= Work order =
Print out every record exactly as it appears.

= Input material =
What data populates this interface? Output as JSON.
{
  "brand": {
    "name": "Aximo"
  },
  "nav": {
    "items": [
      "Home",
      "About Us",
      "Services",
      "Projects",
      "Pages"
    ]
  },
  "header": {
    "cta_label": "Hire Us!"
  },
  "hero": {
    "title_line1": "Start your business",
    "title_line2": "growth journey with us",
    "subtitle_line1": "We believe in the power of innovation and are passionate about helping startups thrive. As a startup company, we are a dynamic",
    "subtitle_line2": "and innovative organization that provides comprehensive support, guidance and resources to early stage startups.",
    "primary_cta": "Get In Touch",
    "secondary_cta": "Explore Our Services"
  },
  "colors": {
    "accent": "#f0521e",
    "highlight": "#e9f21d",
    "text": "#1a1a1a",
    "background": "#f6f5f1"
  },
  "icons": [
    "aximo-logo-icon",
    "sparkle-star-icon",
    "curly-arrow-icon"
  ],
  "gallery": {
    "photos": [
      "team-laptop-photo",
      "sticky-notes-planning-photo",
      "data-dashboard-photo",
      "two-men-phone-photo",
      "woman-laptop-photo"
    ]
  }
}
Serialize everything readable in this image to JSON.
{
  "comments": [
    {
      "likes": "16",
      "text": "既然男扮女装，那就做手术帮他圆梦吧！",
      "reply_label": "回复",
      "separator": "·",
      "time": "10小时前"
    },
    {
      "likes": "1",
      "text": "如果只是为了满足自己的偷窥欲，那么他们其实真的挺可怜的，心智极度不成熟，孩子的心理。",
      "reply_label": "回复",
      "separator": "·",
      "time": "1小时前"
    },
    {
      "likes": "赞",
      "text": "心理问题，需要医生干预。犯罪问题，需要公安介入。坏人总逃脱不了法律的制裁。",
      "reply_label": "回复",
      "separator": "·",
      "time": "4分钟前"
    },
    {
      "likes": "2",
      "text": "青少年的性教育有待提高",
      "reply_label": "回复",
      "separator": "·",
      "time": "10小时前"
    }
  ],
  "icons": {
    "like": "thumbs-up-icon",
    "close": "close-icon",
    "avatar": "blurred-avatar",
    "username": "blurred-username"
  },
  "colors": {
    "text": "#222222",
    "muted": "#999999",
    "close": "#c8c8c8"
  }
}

= Your solution =
What data populates this interface? Output as JSON.
{
  "brand": {
    "name": "Aximo"
  },
  "nav": {
    "items": [
      "Home",
      "About Us",
      "Services",
      "Projects",
      "Pages"
    ]
  },
  "header": {
    "cta_label": "Hire Us!"
  },
  "hero": {
    "title_line1": "Start your business",
    "title_line2": "growth journey with us",
    "subtitle_line1": "We believe in the power of innovation and are passionate about helping startups thrive. As a startup company, we are a dynamic",
    "subtitle_line2": "and innovative organization that provides comprehensive support, guidance and resources to early stage startups.",
    "primary_cta": "Get In Touch",
    "secondary_cta": "Explore Our Services"
  },
  "colors": {
    "accent": "#f0521e",
    "highlight": "#e9f21d",
    "text": "#1a1a1a",
    "background": "#f6f5f1"
  },
  "icons": [
    "aximo-logo-icon",
    "sparkle-star-icon",
    "curly-arrow-icon"
  ],
  "gallery": {
    "photos": [
      "team-laptop-photo",
      "sticky-notes-planning-photo",
      "data-dashboard-photo",
      "two-men-phone-photo",
      "woman-laptop-photo"
    ]
  }
}
Serialize everything readable in this image to JSON.
{
  "comments": [
    {
      "likes": "16",
      "text": "既然男扮女装，那就做手术帮他圆梦吧！",
      "reply_label": "回复",
      "separator": "·",
      "time": "10小时前"
    },
    {
      "likes": "1",
      "text": "如果只是为了满足自己的偷窥欲，那么他们其实真的挺可怜的，心智极度不成熟，孩子的心理。",
      "reply_label": "回复",
      "separator": "·",
      "time": "1小时前"
    },
    {
      "likes": "赞",
      "text": "心理问题，需要医生干预。犯罪问题，需要公安介入。坏人总逃脱不了法律的制裁。",
      "reply_label": "回复",
      "separator": "·",
      "time": "4分钟前"
    },
    {
      "likes": "2",
      "text": "青少年的性教育有待提高",
      "reply_label": "回复",
      "separator": "·",
      "time": "10小时前"
    }
  ],
  "icons": {
    "like": "thumbs-up-icon",
    "close": "close-icon",
    "avatar": "blurred-avatar",
    "username": "blurred-username"
  },
  "colors": {
    "text": "#222222",
    "muted": "#999999",
    "close": "#c8c8c8"
  }
}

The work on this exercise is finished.